Measuring Your TC

Do You Know the Height of Your TC?

Truck camper sitting on the ground after hitting a bridge overpassRV hits a low bridgeLow bridge warning sign


Knowing the height of your TC can prevent a very costly disaster. Understand that every state is different about whether they mark the height of bridges, tunnels or not, or whether that signposted is accurate. 

Height sign of 12' 6

Upon approaching a state/town bridge or tunnel, don’t always trust the post height sign. Local and state bridges don’t have to abide by federal regulations. Some bridges or tunnels may be significantly lower, particularly when you get away from major commercial areas.


Start by placing your TC on a hard level surface such as a driveway. Measure from the ground to the top of the highest object on your TC. Considering that the air conditioner and/or TV antenna/satellite dish could be the highest objects.

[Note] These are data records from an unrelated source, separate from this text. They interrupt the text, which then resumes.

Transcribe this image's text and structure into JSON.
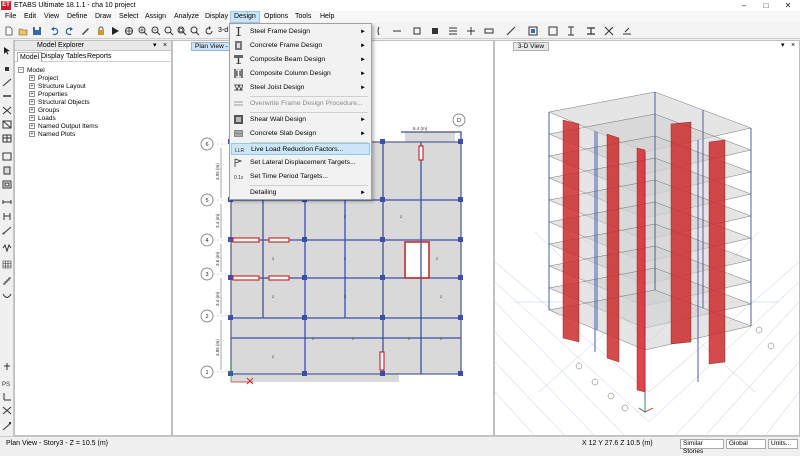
{
  "window": {
    "title": "ETABS Ultimate 18.1.1 - cha 10 project",
    "logo": "ET"
  },
  "menubar": [
    "File",
    "Edit",
    "View",
    "Define",
    "Draw",
    "Select",
    "Assign",
    "Analyze",
    "Display",
    "Design",
    "Options",
    "Tools",
    "Help"
  ],
  "toolbar": {
    "view_label": "3-d"
  },
  "explorer": {
    "title": "Model Explorer",
    "tabs": [
      "Model",
      "Display",
      "Tables",
      "Reports"
    ],
    "root": "Model",
    "items": [
      "Project",
      "Structure Layout",
      "Properties",
      "Structural Objects",
      "Groups",
      "Loads",
      "Named Output Items",
      "Named Plots"
    ]
  },
  "plan_view": {
    "tab": "Plan View - Story3 - Z = 10.5 (m)",
    "grid_rows": [
      "6",
      "5",
      "4",
      "3",
      "2",
      "1"
    ],
    "grid_col": "D",
    "dimensions": [
      "6.4 (m)",
      "4.95 (m)",
      "3.4 (m)",
      "3.6 (m)",
      "3.4 (m)",
      "4.85 (m)"
    ],
    "panel_marks": "2",
    "panel_marks_alt": "3"
  },
  "view_3d": {
    "tab": "3-D View"
  },
  "design_menu": {
    "items": [
      {
        "label": "Steel Frame Design",
        "icon": "steel-frame-icon",
        "arrow": true
      },
      {
        "label": "Concrete Frame Design",
        "icon": "concrete-frame-icon",
        "arrow": true
      },
      {
        "label": "Composite Beam Design",
        "icon": "composite-beam-icon",
        "arrow": true
      },
      {
        "label": "Composite Column Design",
        "icon": "composite-column-icon",
        "arrow": true
      },
      {
        "label": "Steel Joist Design",
        "icon": "steel-joist-icon",
        "arrow": true
      },
      {
        "label": "Overwrite Frame Design Procedure...",
        "icon": "overwrite-icon",
        "disabled": true
      },
      {
        "label": "Shear Wall Design",
        "icon": "shear-wall-icon",
        "arrow": true
      },
      {
        "label": "Concrete Slab Design",
        "icon": "concrete-slab-icon",
        "arrow": true
      },
      {
        "label": "Live Load Reduction Factors...",
        "icon": "llrf-icon",
        "highlighted": true
      },
      {
        "label": "Set Lateral Displacement Targets...",
        "icon": "displacement-icon"
      },
      {
        "label": "Set Time Period Targets...",
        "icon": "time-period-icon"
      },
      {
        "label": "Detailing",
        "icon": "detailing-icon",
        "arrow": true
      }
    ]
  },
  "statusbar": {
    "left": "Plan View - Story3 - Z = 10.5 (m)",
    "coords": "X 12  Y 27.6  Z 10.5 (m)",
    "stories": "Similar Stories",
    "coord_sys": "Global",
    "units": "Units..."
  },
  "colors": {
    "accent": "#cce4f7",
    "wall_red": "#cc2b2b",
    "beam_blue": "#3b4fa8",
    "grid_circle": "#666666"
  }
}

Once you have the height, consider adding a safety margin – add two or three inches to the height and post this new height on your dashboard where you and your passenger will see it. Measuring the truck camper heightThe extra safety margin of those extra added inches is when the road’s original surface has been paved over. Repaving can lower bridge and tunnel clearances by 2 inches each time it is repaved.  After the last repaving job, the local highway department may not have updated the low clearance signs.


Another safety measure to consider when using a GPS unit is to overstate the height of your TC in the GPS  height settings.   By adding two inches from the recorded height and then inputting the higher height.

For example – If the height of your TC is 11 feet, 6 inches, set the height in the GPS  to 11 feet, 8 inches in the GPS unit.


When you input your itinerary into the GPS, the unit should warn that a bridge or tunnel with low clearance is on your route. This will allow you to alter your route. If you must take a particular road, consider confirming the height of the low clearance with the local authority. The local police department and/or Department of Public Works (DPW) may be able to advise you.


Chapter 2C, Warning Signs and Object Marker, Section 2C.02, Application of Warning Signs:

The use of warning signs should be kept to a minimum as the unnecessary use of warning signs tends to breed disrespect for all signs.